  • if they come in black they would make a great addition to my batsuit

  • Chrysophylax

    I don’t get it. Is this a new type of weaving for Kevlar? Yes, it’s always been “good” for bulletproofing – Kevlar’s strength is in absorbing high velocity impacts. Kevlar’s weakness is that knives & swords cut through fairly easily – bullet proof vests sometimes have a metal layer sewn in to protect from knife blades. Most “cut-proof” gloves I’ve seen contain a stainless steel mesh which is sometimes wrapped in kevlar, but this product doesn’t make sense with conventional knowledge of how Kevlar works.

  • Chris

    Chrysophylax beat me to it. I always thought the inherent strength of kevlar was it’s ability to withstand impacts.
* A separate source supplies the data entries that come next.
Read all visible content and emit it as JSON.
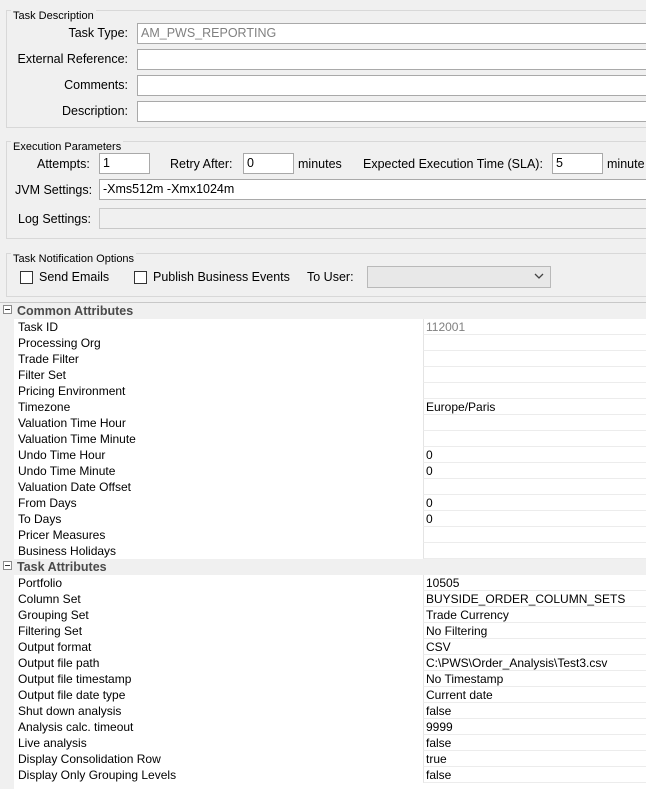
{
  "task_description": {
    "legend": "Task Description",
    "task_type_label": "Task Type:",
    "task_type_value": "AM_PWS_REPORTING",
    "external_reference_label": "External Reference:",
    "external_reference_value": "",
    "comments_label": "Comments:",
    "comments_value": "",
    "description_label": "Description:",
    "description_value": ""
  },
  "execution_parameters": {
    "legend": "Execution Parameters",
    "attempts_label": "Attempts:",
    "attempts_value": "1",
    "retry_after_label": "Retry After:",
    "retry_after_value": "0",
    "retry_unit": "minutes",
    "sla_label": "Expected Execution Time (SLA):",
    "sla_value": "5",
    "sla_unit": "minute",
    "jvm_label": "JVM Settings:",
    "jvm_value": "-Xms512m -Xmx1024m",
    "log_label": "Log Settings:",
    "log_value": ""
  },
  "notification": {
    "legend": "Task Notification Options",
    "send_emails_label": "Send Emails",
    "send_emails_checked": false,
    "publish_events_label": "Publish Business Events",
    "publish_events_checked": false,
    "to_user_label": "To User:",
    "to_user_value": ""
  },
  "property_sheet": {
    "sections": [
      {
        "title": "Common Attributes",
        "rows": [
          {
            "name": "Task ID",
            "value": "112001",
            "readonly": true
          },
          {
            "name": "Processing Org",
            "value": ""
          },
          {
            "name": "Trade Filter",
            "value": ""
          },
          {
            "name": "Filter Set",
            "value": ""
          },
          {
            "name": "Pricing Environment",
            "value": ""
          },
          {
            "name": "Timezone",
            "value": "Europe/Paris"
          },
          {
            "name": "Valuation Time Hour",
            "value": ""
          },
          {
            "name": "Valuation Time Minute",
            "value": ""
          },
          {
            "name": "Undo Time Hour",
            "value": "0"
          },
          {
            "name": "Undo Time Minute",
            "value": "0"
          },
          {
            "name": "Valuation Date Offset",
            "value": ""
          },
          {
            "name": "From Days",
            "value": "0"
          },
          {
            "name": "To Days",
            "value": "0"
          },
          {
            "name": "Pricer Measures",
            "value": ""
          },
          {
            "name": "Business Holidays",
            "value": ""
          }
        ]
      },
      {
        "title": "Task Attributes",
        "rows": [
          {
            "name": "Portfolio",
            "value": "10505"
          },
          {
            "name": "Column Set",
            "value": "BUYSIDE_ORDER_COLUMN_SETS"
          },
          {
            "name": "Grouping Set",
            "value": "Trade Currency"
          },
          {
            "name": "Filtering Set",
            "value": "No Filtering"
          },
          {
            "name": "Output format",
            "value": "CSV"
          },
          {
            "name": "Output file path",
            "value": "C:\\PWS\\Order_Analysis\\Test3.csv"
          },
          {
            "name": "Output file timestamp",
            "value": "No Timestamp"
          },
          {
            "name": "Output file date type",
            "value": "Current date"
          },
          {
            "name": "Shut down analysis",
            "value": "false"
          },
          {
            "name": "Analysis calc. timeout",
            "value": "9999"
          },
          {
            "name": "Live analysis",
            "value": "false"
          },
          {
            "name": "Display Consolidation Row",
            "value": "true"
          },
          {
            "name": "Display Only Grouping Levels",
            "value": "false"
          }
        ]
      }
    ]
  }
}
A slowly drawn knife would just cut the weave surely?

  • Anonymous

    Afaik kevlar would stop the initial impact of a stab from a knife but you can then push the knife straight through.

  • meh

    Kevlar gloves have been around about as long as bullet proof vests have. They use them for glass handling, some people have pointed out that they wouldn't be effective. While, yes, they may be punctured easily, they're very resistent to slashing. (I know people who work in glass factories.)

  • meh

    Kevlar gloves have been around about as long as bullet proof vests have. They use them for glass handling, some people have pointed out that they wouldn't be effective. While, yes, they may be punctured easily, they're very resistent to slashing. (I know people who work in glass factories.)

  • meh

    Kevlar gloves have been around about as long as bullet proof vests have. They use them for glass handling, some people have pointed out that they wouldn't be effective. While, yes, they may be punctured easily, they're very resistent to slashing. (I know people who work in glass factories.)